* _WHAT IS NEEDED_
Go through the records and give the number of lines that include "Meta", with nothing else.

* _RECORDS PROVIDED_
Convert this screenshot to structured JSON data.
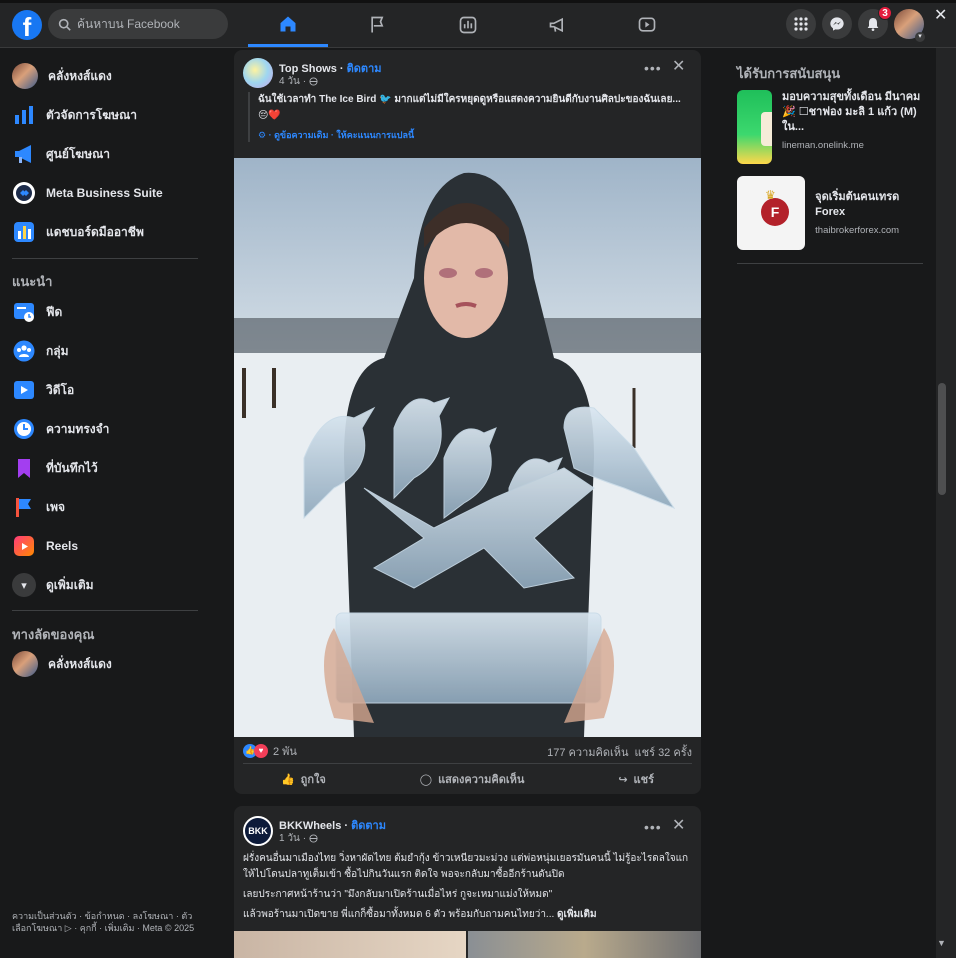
{
  "topbar": {
    "search_placeholder": "ค้นหาบน Facebook",
    "notifications_count": "3"
  },
  "sidebar": {
    "profile_name": "คลั่งหงส์แดง",
    "items_top": [
      "ตัวจัดการโฆษณา",
      "ศูนย์โฆษณา",
      "Meta Business Suite",
      "แดชบอร์ดมืออาชีพ"
    ],
    "recommend_heading": "แนะนำ",
    "items_recommend": [
      "ฟีด",
      "กลุ่ม",
      "วิดีโอ",
      "ความทรงจำ",
      "ที่บันทึกไว้",
      "เพจ",
      "Reels"
    ],
    "see_more": "ดูเพิ่มเติม",
    "shortcuts_heading": "ทางลัดของคุณ",
    "shortcut_name": "คลั่งหงส์แดง",
    "footer": "ความเป็นส่วนตัว · ข้อกำหนด · ลงโฆษณา · ตัวเลือกโฆษณา ▷ · คุกกี้ · เพิ่มเติม · Meta © 2025"
  },
  "post1": {
    "page_name": "Top Shows",
    "follow": "ติดตาม",
    "time": "4 วัน",
    "text": "ฉันใช้เวลาทำ The Ice Bird 🐦 มากแต่ไม่มีใครหยุดดูหรือแสดงความยินดีกับงานศิลปะของฉันเลย... 😔❤️",
    "translate": "⚙ · ดูข้อความเดิม · ให้คะแนนการแปลนี้",
    "reactions": "2 พัน",
    "comments": "177 ความคิดเห็น",
    "shares": "แชร์ 32 ครั้ง",
    "like": "ถูกใจ",
    "comment": "แสดงความคิดเห็น",
    "share": "แชร์"
  },
  "post2": {
    "page_name": "BKKWheels",
    "follow": "ติดตาม",
    "time": "1 วัน",
    "avatar_text": "BKK",
    "p1": "ฝรั่งคนอื่นมาเมืองไทย วิ่งหาผัดไทย ต้มยำกุ้ง ข้าวเหนียวมะม่วง แต่พ่อหนุ่มเยอรมันคนนี้ ไม่รู้อะไรดลใจแกให้ไปโดนปลาทูเต็มเข้า ซื้อไปกินวันแรก ติดใจ พอจะกลับมาซื้ออีกร้านดันปิด",
    "p2": "เลยประกาศหน้าร้านว่า \"มึงกลับมาเปิดร้านเมื่อไหร่ กูจะเหมาแม่งให้หมด\"",
    "p3": "แล้วพอร้านมาเปิดขาย พี่แกก็ซื้อมาทั้งหมด 6 ตัว พร้อมกับถามคนไทยว่า...",
    "see_more": "ดูเพิ่มเติม"
  },
  "right": {
    "heading": "ได้รับการสนับสนุน",
    "ads": [
      {
        "title": "มอบความสุขทั้งเดือน มีนาคม🎉 ☐ชาฟอง มะลิ 1 แก้ว (M) ใน...",
        "url": "lineman.onelink.me"
      },
      {
        "title": "จุดเริ่มต้นคนเทรด Forex",
        "url": "thaibrokerforex.com"
      }
    ]
  },
  "colors": {
    "accent": "#2d88ff",
    "background": "#18191a",
    "card": "#242526",
    "badge": "#e41e3f"
  }
}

* _OUTPUT_
2